==== Given entries ====

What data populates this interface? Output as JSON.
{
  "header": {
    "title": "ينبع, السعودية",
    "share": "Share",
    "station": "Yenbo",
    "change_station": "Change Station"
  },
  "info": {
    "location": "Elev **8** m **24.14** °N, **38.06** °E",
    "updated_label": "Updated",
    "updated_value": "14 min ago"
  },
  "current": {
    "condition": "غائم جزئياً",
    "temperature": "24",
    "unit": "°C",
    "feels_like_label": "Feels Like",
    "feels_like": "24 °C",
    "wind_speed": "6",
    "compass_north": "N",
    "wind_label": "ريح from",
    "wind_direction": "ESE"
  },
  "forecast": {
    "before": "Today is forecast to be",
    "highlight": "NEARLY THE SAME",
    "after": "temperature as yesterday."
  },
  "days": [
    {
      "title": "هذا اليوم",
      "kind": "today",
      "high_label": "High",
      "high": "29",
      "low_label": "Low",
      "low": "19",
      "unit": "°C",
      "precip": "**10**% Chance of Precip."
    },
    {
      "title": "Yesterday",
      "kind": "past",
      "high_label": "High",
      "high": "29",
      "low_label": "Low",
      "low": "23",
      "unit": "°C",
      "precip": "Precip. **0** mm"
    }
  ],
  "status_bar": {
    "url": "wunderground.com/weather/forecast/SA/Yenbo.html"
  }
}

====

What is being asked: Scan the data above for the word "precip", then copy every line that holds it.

Final answer:
      "precip": "**10**% Chance of Precip."
      "precip": "Precip. **0** mm"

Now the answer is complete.